The data that follows is to be given again, exactly as written.
----
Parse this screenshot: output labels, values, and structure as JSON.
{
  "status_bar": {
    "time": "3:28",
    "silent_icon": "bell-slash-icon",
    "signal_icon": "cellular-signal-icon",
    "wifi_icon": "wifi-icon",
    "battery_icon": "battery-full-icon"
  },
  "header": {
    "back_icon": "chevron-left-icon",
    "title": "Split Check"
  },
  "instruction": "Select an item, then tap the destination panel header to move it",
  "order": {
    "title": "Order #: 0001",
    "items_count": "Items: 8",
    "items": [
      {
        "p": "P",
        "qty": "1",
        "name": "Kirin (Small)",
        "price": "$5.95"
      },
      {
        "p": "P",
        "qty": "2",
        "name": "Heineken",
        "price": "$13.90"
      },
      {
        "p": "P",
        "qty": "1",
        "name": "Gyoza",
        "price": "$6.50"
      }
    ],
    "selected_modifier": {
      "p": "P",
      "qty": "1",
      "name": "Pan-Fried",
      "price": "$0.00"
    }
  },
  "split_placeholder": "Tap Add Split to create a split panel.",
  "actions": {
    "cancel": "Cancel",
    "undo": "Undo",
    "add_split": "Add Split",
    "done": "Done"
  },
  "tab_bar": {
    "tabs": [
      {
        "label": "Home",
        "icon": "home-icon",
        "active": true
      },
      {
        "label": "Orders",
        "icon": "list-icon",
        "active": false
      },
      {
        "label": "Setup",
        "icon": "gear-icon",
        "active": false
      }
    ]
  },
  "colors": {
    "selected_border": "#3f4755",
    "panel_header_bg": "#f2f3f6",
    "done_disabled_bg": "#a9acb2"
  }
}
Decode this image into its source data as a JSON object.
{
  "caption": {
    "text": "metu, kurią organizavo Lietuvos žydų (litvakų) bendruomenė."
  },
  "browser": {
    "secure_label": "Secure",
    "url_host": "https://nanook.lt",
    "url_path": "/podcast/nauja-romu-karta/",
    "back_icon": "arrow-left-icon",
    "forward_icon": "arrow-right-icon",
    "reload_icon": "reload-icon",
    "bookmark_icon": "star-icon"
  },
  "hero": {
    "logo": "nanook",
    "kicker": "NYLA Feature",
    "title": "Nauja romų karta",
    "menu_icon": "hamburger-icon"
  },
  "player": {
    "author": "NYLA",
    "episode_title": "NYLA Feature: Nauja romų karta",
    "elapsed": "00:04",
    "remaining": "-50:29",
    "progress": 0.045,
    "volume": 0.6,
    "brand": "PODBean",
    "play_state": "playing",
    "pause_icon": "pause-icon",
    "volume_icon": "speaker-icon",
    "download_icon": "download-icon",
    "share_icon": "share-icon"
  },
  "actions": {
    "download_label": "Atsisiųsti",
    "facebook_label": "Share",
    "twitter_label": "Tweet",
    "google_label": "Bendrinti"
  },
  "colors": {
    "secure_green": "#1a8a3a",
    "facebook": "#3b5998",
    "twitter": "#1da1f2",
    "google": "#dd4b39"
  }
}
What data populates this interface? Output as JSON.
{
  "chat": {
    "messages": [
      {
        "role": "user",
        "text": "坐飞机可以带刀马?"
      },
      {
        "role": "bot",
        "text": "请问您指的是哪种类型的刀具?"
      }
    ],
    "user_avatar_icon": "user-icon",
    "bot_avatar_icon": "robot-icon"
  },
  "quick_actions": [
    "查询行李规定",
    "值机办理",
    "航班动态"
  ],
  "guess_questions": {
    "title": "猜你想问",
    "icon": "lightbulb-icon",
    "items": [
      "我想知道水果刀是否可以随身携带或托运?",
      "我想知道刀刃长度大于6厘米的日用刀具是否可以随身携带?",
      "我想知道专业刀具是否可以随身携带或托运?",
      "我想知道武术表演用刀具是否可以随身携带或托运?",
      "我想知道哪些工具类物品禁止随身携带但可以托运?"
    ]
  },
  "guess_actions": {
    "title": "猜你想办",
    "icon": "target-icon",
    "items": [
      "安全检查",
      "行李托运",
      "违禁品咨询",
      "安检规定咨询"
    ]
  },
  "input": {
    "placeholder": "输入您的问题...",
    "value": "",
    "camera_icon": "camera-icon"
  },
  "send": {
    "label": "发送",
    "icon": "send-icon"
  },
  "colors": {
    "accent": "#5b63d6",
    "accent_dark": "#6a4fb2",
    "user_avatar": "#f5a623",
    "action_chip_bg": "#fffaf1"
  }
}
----
> _OUTPUT OF THE TASK_
Parse this screenshot: output labels, values, and structure as JSON.
{
  "status_bar": {
    "time": "3:28",
    "silent_icon": "bell-slash-icon",
    "signal_icon": "cellular-signal-icon",
    "wifi_icon": "wifi-icon",
    "battery_icon": "battery-full-icon"
  },
  "header": {
    "back_icon": "chevron-left-icon",
    "title": "Split Check"
  },
  "instruction": "Select an item, then tap the destination panel header to move it",
  "order": {
    "title": "Order #: 0001",
    "items_count": "Items: 8",
    "items": [
      {
        "p": "P",
        "qty": "1",
        "name": "Kirin (Small)",
        "price": "$5.95"
      },
      {
        "p": "P",
        "qty": "2",
        "name": "Heineken",
        "price": "$13.90"
      },
      {
        "p": "P",
        "qty": "1",
        "name": "Gyoza",
        "price": "$6.50"
      }
    ],
    "selected_modifier": {
      "p": "P",
      "qty": "1",
      "name": "Pan-Fried",
      "price": "$0.00"
    }
  },
  "split_placeholder": "Tap Add Split to create a split panel.",
  "actions": {
    "cancel": "Cancel",
    "undo": "Undo",
    "add_split": "Add Split",
    "done": "Done"
  },
  "tab_bar": {
    "tabs": [
      {
        "label": "Home",
        "icon": "home-icon",
        "active": true
      },
      {
        "label": "Orders",
        "icon": "list-icon",
        "active": false
      },
      {
        "label": "Setup",
        "icon": "gear-icon",
        "active": false
      }
    ]
  },
  "colors": {
    "selected_border": "#3f4755",
    "panel_header_bg": "#f2f3f6",
    "done_disabled_bg": "#a9acb2"
  }
}
Decode this image into its source data as a JSON object.
{
  "caption": {
    "text": "metu, kurią organizavo Lietuvos žydų (litvakų) bendruomenė."
  },
  "browser": {
    "secure_label": "Secure",
    "url_host": "https://nanook.lt",
    "url_path": "/podcast/nauja-romu-karta/",
    "back_icon": "arrow-left-icon",
    "forward_icon": "arrow-right-icon",
    "reload_icon": "reload-icon",
    "bookmark_icon": "star-icon"
  },
  "hero": {
    "logo": "nanook",
    "kicker": "NYLA Feature",
    "title": "Nauja romų karta",
    "menu_icon": "hamburger-icon"
  },
  "player": {
    "author": "NYLA",
    "episode_title": "NYLA Feature: Nauja romų karta",
    "elapsed": "00:04",
    "remaining": "-50:29",
    "progress": 0.045,
    "volume": 0.6,
    "brand": "PODBean",
    "play_state": "playing",
    "pause_icon": "pause-icon",
    "volume_icon": "speaker-icon",
    "download_icon": "download-icon",
    "share_icon": "share-icon"
  },
  "actions": {
    "download_label": "Atsisiųsti",
    "facebook_label": "Share",
    "twitter_label": "Tweet",
    "google_label": "Bendrinti"
  },
  "colors": {
    "secure_green": "#1a8a3a",
    "facebook": "#3b5998",
    "twitter": "#1da1f2",
    "google": "#dd4b39"
  }
}
What data populates this interface? Output as JSON.
{
  "chat": {
    "messages": [
      {
        "role": "user",
        "text": "坐飞机可以带刀马?"
      },
      {
        "role": "bot",
        "text": "请问您指的是哪种类型的刀具?"
      }
    ],
    "user_avatar_icon": "user-icon",
    "bot_avatar_icon": "robot-icon"
  },
  "quick_actions": [
    "查询行李规定",
    "值机办理",
    "航班动态"
  ],
  "guess_questions": {
    "title": "猜你想问",
    "icon": "lightbulb-icon",
    "items": [
      "我想知道水果刀是否可以随身携带或托运?",
      "我想知道刀刃长度大于6厘米的日用刀具是否可以随身携带?",
      "我想知道专业刀具是否可以随身携带或托运?",
      "我想知道武术表演用刀具是否可以随身携带或托运?",
      "我想知道哪些工具类物品禁止随身携带但可以托运?"
    ]
  },
  "guess_actions": {
    "title": "猜你想办",
    "icon": "target-icon",
    "items": [
      "安全检查",
      "行李托运",
      "违禁品咨询",
      "安检规定咨询"
    ]
  },
  "input": {
    "placeholder": "输入您的问题...",
    "value": "",
    "camera_icon": "camera-icon"
  },
  "send": {
    "label": "发送",
    "icon": "send-icon"
  },
  "colors": {
    "accent": "#5b63d6",
    "accent_dark": "#6a4fb2",
    "user_avatar": "#f5a623",
    "action_chip_bg": "#fffaf1"
  }
}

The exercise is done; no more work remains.